**How to complete this task:** This exercise calls for every record to be set down again, exactly and in full.

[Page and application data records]
:::::

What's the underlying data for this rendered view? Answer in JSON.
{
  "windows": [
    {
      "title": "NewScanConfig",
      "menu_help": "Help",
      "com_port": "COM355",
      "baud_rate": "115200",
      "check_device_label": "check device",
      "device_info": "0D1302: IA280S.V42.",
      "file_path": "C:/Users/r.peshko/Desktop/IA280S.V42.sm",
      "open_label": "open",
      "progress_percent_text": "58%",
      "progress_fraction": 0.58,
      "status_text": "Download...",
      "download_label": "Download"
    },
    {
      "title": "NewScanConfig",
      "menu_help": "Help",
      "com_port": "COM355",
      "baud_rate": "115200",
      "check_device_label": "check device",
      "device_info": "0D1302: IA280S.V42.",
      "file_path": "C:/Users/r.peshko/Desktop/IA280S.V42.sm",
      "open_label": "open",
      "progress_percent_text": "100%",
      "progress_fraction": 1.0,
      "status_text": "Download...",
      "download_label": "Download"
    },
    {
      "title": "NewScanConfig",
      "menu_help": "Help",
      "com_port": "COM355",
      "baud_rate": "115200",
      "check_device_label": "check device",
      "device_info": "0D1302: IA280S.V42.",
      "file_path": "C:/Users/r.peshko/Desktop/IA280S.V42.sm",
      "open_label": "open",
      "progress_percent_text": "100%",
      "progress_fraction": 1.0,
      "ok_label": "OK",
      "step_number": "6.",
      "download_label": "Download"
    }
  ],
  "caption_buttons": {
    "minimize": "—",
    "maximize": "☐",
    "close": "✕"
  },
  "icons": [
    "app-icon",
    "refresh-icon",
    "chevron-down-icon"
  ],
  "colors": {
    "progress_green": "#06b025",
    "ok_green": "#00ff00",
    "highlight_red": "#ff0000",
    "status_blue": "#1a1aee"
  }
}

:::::

**Reply:**
What's the underlying data for this rendered view? Answer in JSON.
{
  "windows": [
    {
      "title": "NewScanConfig",
      "menu_help": "Help",
      "com_port": "COM355",
      "baud_rate": "115200",
      "check_device_label": "check device",
      "device_info": "0D1302: IA280S.V42.",
      "file_path": "C:/Users/r.peshko/Desktop/IA280S.V42.sm",
      "open_label": "open",
      "progress_percent_text": "58%",
      "progress_fraction": 0.58,
      "status_text": "Download...",
      "download_label": "Download"
    },
    {
      "title": "NewScanConfig",
      "menu_help": "Help",
      "com_port": "COM355",
      "baud_rate": "115200",
      "check_device_label": "check device",
      "device_info": "0D1302: IA280S.V42.",
      "file_path": "C:/Users/r.peshko/Desktop/IA280S.V42.sm",
      "open_label": "open",
      "progress_percent_text": "100%",
      "progress_fraction": 1.0,
      "status_text": "Download...",
      "download_label": "Download"
    },
    {
      "title": "NewScanConfig",
      "menu_help": "Help",
      "com_port": "COM355",
      "baud_rate": "115200",
      "check_device_label": "check device",
      "device_info": "0D1302: IA280S.V42.",
      "file_path": "C:/Users/r.peshko/Desktop/IA280S.V42.sm",
      "open_label": "open",
      "progress_percent_text": "100%",
      "progress_fraction": 1.0,
      "ok_label": "OK",
      "step_number": "6.",
      "download_label": "Download"
    }
  ],
  "caption_buttons": {
    "minimize": "—",
    "maximize": "☐",
    "close": "✕"
  },
  "icons": [
    "app-icon",
    "refresh-icon",
    "chevron-down-icon"
  ],
  "colors": {
    "progress_green": "#06b025",
    "ok_green": "#00ff00",
    "highlight_red": "#ff0000",
    "status_blue": "#1a1aee"
  }
}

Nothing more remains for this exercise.